Exercise
If a line in the entries below includes the string "this", copy it out.

Website and app data records:

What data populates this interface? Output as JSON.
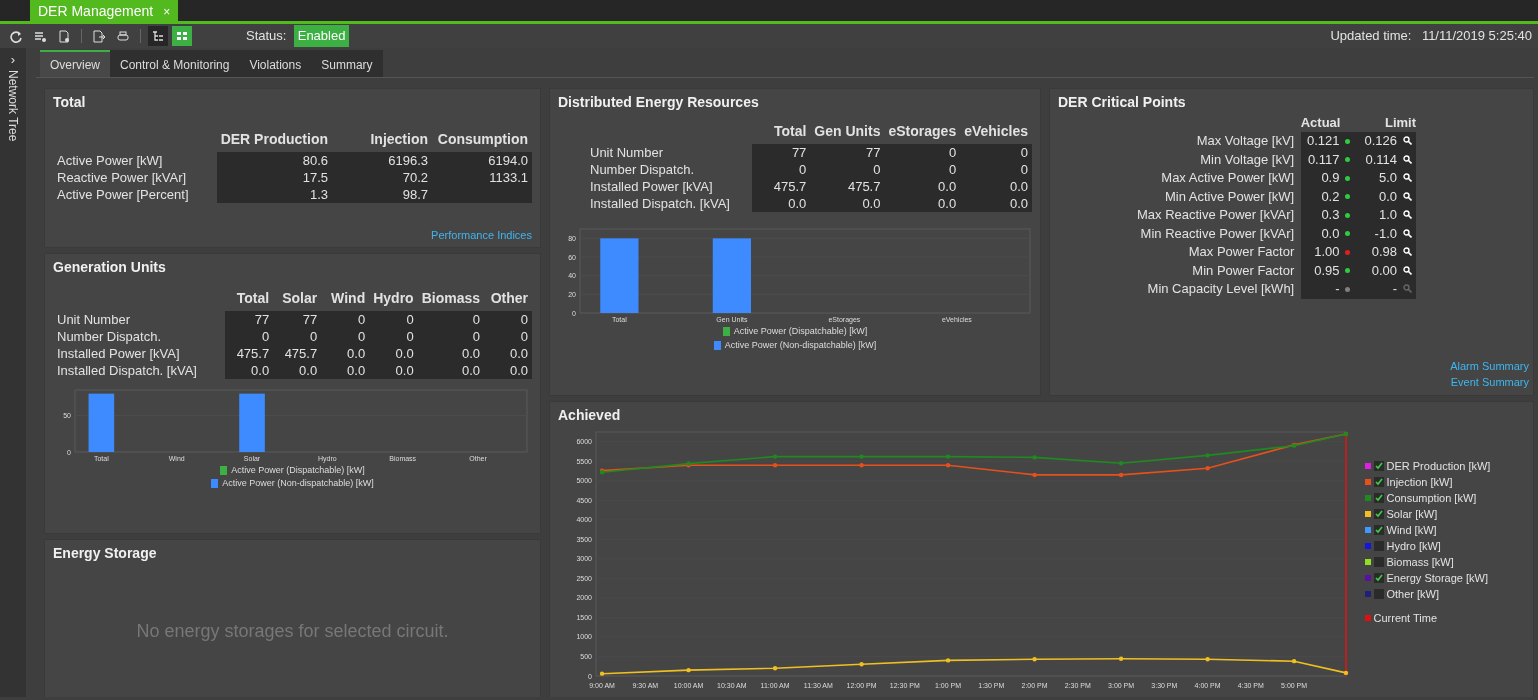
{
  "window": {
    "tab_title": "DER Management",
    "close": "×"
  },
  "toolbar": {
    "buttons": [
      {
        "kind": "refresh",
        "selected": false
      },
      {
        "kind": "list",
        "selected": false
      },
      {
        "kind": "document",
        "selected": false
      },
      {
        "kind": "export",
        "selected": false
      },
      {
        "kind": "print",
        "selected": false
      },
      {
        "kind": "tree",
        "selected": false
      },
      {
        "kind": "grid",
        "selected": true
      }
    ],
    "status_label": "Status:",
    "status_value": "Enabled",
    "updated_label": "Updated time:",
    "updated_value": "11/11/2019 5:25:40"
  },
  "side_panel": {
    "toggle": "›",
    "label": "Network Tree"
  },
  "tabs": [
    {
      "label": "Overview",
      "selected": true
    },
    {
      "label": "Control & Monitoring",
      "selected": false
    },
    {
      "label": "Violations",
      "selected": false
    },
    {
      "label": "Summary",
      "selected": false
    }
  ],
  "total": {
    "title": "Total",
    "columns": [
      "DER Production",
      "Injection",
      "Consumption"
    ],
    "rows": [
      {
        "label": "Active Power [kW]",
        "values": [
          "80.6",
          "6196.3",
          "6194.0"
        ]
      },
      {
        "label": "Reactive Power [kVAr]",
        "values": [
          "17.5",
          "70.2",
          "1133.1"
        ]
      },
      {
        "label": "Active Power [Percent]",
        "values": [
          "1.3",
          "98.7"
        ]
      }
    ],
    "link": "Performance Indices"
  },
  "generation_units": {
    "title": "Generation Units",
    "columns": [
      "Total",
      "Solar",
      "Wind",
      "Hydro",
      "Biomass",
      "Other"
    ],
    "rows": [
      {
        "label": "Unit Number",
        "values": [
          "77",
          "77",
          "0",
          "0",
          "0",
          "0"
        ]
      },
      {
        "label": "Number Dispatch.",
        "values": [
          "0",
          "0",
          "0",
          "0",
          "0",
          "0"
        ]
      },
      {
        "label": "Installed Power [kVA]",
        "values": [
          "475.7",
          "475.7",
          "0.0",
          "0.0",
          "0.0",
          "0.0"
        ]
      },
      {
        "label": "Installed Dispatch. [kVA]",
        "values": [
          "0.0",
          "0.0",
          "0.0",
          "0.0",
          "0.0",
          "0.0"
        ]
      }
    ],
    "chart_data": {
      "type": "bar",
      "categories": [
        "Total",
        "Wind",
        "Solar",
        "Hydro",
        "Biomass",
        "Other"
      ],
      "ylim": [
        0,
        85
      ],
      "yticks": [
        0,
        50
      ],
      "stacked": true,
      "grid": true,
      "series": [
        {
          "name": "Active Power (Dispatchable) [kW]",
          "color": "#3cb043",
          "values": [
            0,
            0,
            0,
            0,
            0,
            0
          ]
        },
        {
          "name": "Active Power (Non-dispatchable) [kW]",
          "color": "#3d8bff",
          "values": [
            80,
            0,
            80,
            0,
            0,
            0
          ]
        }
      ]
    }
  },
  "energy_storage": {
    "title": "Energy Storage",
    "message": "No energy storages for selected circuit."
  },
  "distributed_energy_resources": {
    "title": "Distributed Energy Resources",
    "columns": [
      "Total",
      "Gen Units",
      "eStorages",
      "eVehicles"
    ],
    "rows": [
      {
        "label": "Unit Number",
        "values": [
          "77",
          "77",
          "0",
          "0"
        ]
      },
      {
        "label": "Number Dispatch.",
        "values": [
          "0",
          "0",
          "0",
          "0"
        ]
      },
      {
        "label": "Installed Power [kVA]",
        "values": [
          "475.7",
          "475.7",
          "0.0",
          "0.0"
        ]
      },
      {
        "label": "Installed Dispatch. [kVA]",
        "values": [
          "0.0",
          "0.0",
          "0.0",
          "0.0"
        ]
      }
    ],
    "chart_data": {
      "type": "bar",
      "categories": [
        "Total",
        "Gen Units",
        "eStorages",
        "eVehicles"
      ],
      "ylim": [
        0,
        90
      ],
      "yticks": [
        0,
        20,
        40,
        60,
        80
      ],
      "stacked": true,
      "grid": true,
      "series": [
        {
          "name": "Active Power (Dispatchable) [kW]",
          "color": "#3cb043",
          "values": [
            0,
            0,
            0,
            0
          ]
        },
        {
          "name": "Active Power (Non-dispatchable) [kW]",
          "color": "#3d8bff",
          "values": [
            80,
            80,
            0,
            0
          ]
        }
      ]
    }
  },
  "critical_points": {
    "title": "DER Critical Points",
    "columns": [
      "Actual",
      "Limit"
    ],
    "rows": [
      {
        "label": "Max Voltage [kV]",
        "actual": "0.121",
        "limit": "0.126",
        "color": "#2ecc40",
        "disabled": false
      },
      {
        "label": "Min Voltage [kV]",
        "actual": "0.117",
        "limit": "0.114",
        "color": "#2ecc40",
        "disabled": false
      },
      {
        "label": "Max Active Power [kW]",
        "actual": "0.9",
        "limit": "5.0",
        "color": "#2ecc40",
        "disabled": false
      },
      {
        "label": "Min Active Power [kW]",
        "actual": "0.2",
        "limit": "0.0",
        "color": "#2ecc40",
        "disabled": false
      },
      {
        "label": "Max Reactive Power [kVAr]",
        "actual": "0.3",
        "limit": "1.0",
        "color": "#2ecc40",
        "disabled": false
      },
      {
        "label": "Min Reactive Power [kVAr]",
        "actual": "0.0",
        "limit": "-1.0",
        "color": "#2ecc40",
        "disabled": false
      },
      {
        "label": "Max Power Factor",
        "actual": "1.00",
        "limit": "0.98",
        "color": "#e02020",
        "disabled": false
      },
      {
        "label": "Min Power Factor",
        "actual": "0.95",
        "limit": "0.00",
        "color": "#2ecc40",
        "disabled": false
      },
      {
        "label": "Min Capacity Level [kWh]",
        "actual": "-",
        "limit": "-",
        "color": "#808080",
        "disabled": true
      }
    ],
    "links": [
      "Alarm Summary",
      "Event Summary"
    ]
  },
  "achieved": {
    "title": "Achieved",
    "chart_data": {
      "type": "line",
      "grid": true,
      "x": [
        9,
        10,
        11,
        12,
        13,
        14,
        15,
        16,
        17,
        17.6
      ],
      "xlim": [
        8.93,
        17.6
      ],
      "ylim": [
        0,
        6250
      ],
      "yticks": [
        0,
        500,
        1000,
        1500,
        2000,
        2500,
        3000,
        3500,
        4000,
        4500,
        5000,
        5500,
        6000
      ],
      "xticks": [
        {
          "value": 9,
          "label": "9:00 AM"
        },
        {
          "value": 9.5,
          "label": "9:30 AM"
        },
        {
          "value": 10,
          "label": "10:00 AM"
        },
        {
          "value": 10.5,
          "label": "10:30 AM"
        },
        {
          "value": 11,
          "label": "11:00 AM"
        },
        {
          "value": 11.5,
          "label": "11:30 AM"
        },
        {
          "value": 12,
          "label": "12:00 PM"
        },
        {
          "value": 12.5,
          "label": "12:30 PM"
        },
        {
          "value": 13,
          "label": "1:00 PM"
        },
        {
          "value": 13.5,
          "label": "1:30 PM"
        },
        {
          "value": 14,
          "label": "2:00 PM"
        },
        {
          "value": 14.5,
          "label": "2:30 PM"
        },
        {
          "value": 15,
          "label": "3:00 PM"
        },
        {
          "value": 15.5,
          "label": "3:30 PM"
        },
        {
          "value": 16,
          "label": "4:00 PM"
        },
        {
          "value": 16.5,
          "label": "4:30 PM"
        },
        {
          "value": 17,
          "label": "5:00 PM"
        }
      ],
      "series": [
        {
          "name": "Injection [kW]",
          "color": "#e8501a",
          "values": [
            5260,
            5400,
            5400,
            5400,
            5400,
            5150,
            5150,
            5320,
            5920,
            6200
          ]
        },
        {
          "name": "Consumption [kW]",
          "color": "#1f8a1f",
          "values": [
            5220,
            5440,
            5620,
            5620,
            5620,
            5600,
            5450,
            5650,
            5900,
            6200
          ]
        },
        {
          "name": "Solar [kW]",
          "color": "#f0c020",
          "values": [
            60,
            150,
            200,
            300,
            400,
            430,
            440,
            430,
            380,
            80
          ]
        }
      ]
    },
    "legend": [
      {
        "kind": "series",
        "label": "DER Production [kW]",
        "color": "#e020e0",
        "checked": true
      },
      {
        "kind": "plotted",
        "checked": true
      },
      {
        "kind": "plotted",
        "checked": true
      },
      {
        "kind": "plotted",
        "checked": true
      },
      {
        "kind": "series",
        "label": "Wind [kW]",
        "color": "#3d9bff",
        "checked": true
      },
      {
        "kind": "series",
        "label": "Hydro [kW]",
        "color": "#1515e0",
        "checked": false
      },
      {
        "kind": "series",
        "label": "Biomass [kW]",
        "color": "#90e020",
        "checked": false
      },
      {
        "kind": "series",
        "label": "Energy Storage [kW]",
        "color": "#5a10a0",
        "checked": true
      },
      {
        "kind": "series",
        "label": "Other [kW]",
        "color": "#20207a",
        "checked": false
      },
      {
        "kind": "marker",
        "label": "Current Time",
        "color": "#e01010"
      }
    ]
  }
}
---
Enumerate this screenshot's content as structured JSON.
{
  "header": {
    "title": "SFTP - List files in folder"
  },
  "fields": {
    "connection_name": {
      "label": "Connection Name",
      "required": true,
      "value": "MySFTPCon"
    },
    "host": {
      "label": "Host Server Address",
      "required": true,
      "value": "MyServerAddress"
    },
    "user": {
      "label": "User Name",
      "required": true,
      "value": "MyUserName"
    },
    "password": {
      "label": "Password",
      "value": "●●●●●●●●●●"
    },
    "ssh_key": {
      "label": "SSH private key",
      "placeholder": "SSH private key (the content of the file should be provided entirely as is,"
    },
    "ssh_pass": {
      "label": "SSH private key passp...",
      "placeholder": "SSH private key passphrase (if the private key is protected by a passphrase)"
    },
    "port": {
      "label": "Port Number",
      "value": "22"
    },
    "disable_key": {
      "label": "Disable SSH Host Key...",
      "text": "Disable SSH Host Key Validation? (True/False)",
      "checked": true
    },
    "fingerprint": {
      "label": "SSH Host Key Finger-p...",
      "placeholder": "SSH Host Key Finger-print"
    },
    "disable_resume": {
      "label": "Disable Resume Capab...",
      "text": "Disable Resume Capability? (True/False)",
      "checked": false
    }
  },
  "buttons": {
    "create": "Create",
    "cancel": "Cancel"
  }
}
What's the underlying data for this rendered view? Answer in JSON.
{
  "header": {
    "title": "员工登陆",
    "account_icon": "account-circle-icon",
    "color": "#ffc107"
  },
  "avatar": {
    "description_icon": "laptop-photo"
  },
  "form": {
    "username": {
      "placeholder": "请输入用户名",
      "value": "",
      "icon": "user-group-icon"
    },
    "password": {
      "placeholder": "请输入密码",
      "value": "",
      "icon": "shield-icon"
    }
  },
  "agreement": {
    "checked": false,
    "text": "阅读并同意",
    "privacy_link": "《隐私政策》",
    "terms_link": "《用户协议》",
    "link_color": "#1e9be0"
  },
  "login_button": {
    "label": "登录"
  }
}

The completed task
What data populates this interface? Output as JSON.
Enumerate this screenshot's content as structured JSON.
What's the underlying data for this rendered view? Answer in JSON.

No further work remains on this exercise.